[App and web page records]
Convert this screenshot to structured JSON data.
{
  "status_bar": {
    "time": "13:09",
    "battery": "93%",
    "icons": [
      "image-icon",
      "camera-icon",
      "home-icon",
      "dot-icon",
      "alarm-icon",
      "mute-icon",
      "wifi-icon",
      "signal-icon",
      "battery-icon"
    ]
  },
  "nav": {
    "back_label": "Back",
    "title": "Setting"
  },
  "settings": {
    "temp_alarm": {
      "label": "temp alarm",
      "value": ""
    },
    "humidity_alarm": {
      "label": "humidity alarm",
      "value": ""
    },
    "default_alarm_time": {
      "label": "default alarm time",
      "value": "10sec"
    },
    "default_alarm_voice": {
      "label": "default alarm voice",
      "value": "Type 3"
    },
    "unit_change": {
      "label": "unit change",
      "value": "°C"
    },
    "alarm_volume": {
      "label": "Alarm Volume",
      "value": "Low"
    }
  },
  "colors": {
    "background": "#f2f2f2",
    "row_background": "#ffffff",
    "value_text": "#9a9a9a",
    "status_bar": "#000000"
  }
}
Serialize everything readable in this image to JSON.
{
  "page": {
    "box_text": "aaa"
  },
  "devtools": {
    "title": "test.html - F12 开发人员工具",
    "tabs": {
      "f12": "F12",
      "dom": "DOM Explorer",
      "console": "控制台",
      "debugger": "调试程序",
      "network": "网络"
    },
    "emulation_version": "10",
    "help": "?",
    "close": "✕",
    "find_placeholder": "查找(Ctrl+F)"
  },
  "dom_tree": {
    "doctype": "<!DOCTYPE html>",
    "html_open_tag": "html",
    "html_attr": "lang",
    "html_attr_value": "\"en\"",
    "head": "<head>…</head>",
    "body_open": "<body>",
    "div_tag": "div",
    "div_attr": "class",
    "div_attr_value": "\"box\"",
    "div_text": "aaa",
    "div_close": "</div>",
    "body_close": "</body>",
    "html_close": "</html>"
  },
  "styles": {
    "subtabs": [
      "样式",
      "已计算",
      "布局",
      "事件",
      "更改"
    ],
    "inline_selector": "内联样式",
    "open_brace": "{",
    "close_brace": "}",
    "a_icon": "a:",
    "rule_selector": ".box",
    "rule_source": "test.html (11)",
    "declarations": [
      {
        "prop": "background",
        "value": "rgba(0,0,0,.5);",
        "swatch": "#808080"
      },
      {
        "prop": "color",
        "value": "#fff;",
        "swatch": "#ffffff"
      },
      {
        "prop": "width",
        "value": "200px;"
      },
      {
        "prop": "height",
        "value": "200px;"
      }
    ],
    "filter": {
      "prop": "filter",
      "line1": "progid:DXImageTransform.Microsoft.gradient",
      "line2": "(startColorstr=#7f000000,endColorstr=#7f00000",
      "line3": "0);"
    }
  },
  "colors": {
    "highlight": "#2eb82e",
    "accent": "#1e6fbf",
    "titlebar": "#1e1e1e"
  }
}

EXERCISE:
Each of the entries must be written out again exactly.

SOLUTION:
Convert this screenshot to structured JSON data.
{
  "status_bar": {
    "time": "13:09",
    "battery": "93%",
    "icons": [
      "image-icon",
      "camera-icon",
      "home-icon",
      "dot-icon",
      "alarm-icon",
      "mute-icon",
      "wifi-icon",
      "signal-icon",
      "battery-icon"
    ]
  },
  "nav": {
    "back_label": "Back",
    "title": "Setting"
  },
  "settings": {
    "temp_alarm": {
      "label": "temp alarm",
      "value": ""
    },
    "humidity_alarm": {
      "label": "humidity alarm",
      "value": ""
    },
    "default_alarm_time": {
      "label": "default alarm time",
      "value": "10sec"
    },
    "default_alarm_voice": {
      "label": "default alarm voice",
      "value": "Type 3"
    },
    "unit_change": {
      "label": "unit change",
      "value": "°C"
    },
    "alarm_volume": {
      "label": "Alarm Volume",
      "value": "Low"
    }
  },
  "colors": {
    "background": "#f2f2f2",
    "row_background": "#ffffff",
    "value_text": "#9a9a9a",
    "status_bar": "#000000"
  }
}
Serialize everything readable in this image to JSON.
{
  "page": {
    "box_text": "aaa"
  },
  "devtools": {
    "title": "test.html - F12 开发人员工具",
    "tabs": {
      "f12": "F12",
      "dom": "DOM Explorer",
      "console": "控制台",
      "debugger": "调试程序",
      "network": "网络"
    },
    "emulation_version": "10",
    "help": "?",
    "close": "✕",
    "find_placeholder": "查找(Ctrl+F)"
  },
  "dom_tree": {
    "doctype": "<!DOCTYPE html>",
    "html_open_tag": "html",
    "html_attr": "lang",
    "html_attr_value": "\"en\"",
    "head": "<head>…</head>",
    "body_open": "<body>",
    "div_tag": "div",
    "div_attr": "class",
    "div_attr_value": "\"box\"",
    "div_text": "aaa",
    "div_close": "</div>",
    "body_close": "</body>",
    "html_close": "</html>"
  },
  "styles": {
    "subtabs": [
      "样式",
      "已计算",
      "布局",
      "事件",
      "更改"
    ],
    "inline_selector": "内联样式",
    "open_brace": "{",
    "close_brace": "}",
    "a_icon": "a:",
    "rule_selector": ".box",
    "rule_source": "test.html (11)",
    "declarations": [
      {
        "prop": "background",
        "value": "rgba(0,0,0,.5);",
        "swatch": "#808080"
      },
      {
        "prop": "color",
        "value": "#fff;",
        "swatch": "#ffffff"
      },
      {
        "prop": "width",
        "value": "200px;"
      },
      {
        "prop": "height",
        "value": "200px;"
      }
    ],
    "filter": {
      "prop": "filter",
      "line1": "progid:DXImageTransform.Microsoft.gradient",
      "line2": "(startColorstr=#7f000000,endColorstr=#7f00000",
      "line3": "0);"
    }
  },
  "colors": {
    "highlight": "#2eb82e",
    "accent": "#1e6fbf",
    "titlebar": "#1e1e1e"
  }
}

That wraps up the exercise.